[ASSIGNED TASK]
How many of the lines below have "deiner" in them? Say the number and nothing more.

SUPPLIED DATA below:

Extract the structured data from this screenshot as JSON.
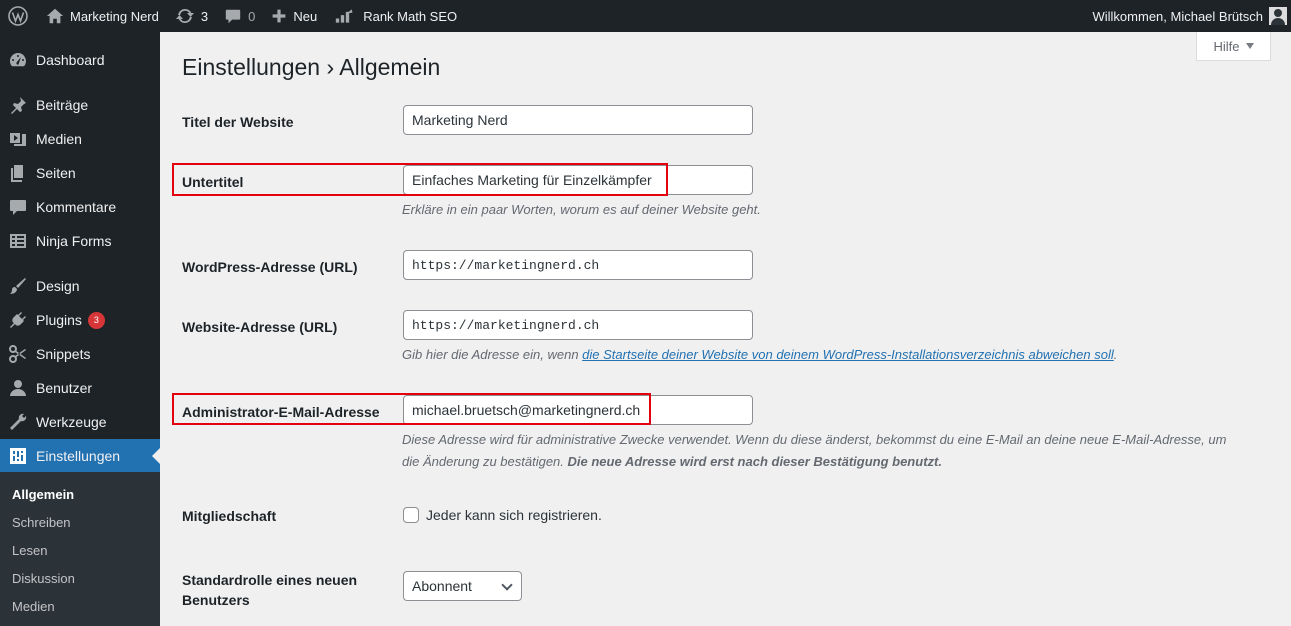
{
  "adminbar": {
    "site_name": "Marketing Nerd",
    "updates_count": "3",
    "comments_count": "0",
    "new_label": "Neu",
    "seo_label": "Rank Math SEO",
    "welcome": "Willkommen, Michael Brütsch"
  },
  "sidebar": {
    "items": [
      {
        "label": "Dashboard",
        "icon": "dashboard-icon"
      },
      {
        "label": "Beiträge",
        "icon": "pin-icon"
      },
      {
        "label": "Medien",
        "icon": "media-icon"
      },
      {
        "label": "Seiten",
        "icon": "pages-icon"
      },
      {
        "label": "Kommentare",
        "icon": "comment-icon"
      },
      {
        "label": "Ninja Forms",
        "icon": "forms-icon"
      },
      {
        "label": "Design",
        "icon": "brush-icon"
      },
      {
        "label": "Plugins",
        "icon": "plugin-icon",
        "badge": "3"
      },
      {
        "label": "Snippets",
        "icon": "scissors-icon"
      },
      {
        "label": "Benutzer",
        "icon": "user-icon"
      },
      {
        "label": "Werkzeuge",
        "icon": "wrench-icon"
      },
      {
        "label": "Einstellungen",
        "icon": "settings-icon"
      }
    ],
    "submenu": [
      "Allgemein",
      "Schreiben",
      "Lesen",
      "Diskussion",
      "Medien"
    ]
  },
  "help_label": "Hilfe",
  "page_title": "Einstellungen › Allgemein",
  "fields": {
    "site_title": {
      "label": "Titel der Website",
      "value": "Marketing Nerd"
    },
    "tagline": {
      "label": "Untertitel",
      "value": "Einfaches Marketing für Einzelkämpfer",
      "description": "Erkläre in ein paar Worten, worum es auf deiner Website geht."
    },
    "wp_url": {
      "label": "WordPress-Adresse (URL)",
      "value": "https://marketingnerd.ch"
    },
    "site_url": {
      "label": "Website-Adresse (URL)",
      "value": "https://marketingnerd.ch",
      "description_prefix": "Gib hier die Adresse ein, wenn ",
      "description_link": "die Startseite deiner Website von deinem WordPress-Installationsverzeichnis abweichen soll",
      "description_suffix": "."
    },
    "admin_email": {
      "label": "Administrator-E-Mail-Adresse",
      "value": "michael.bruetsch@marketingnerd.ch",
      "description_1": "Diese Adresse wird für administrative Zwecke verwendet. Wenn du diese änderst, bekommst du eine E-Mail an deine neue E-Mail-Adresse, um",
      "description_2": "die Änderung zu bestätigen. ",
      "description_bold": "Die neue Adresse wird erst nach dieser Bestätigung benutzt."
    },
    "membership": {
      "label": "Mitgliedschaft",
      "checkbox_label": "Jeder kann sich registrieren."
    },
    "default_role": {
      "label_1": "Standardrolle eines neuen",
      "label_2": "Benutzers",
      "value": "Abonnent"
    }
  },
  "highlight_color": "#e3000f"
}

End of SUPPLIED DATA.

[RESPONSE BOX]
2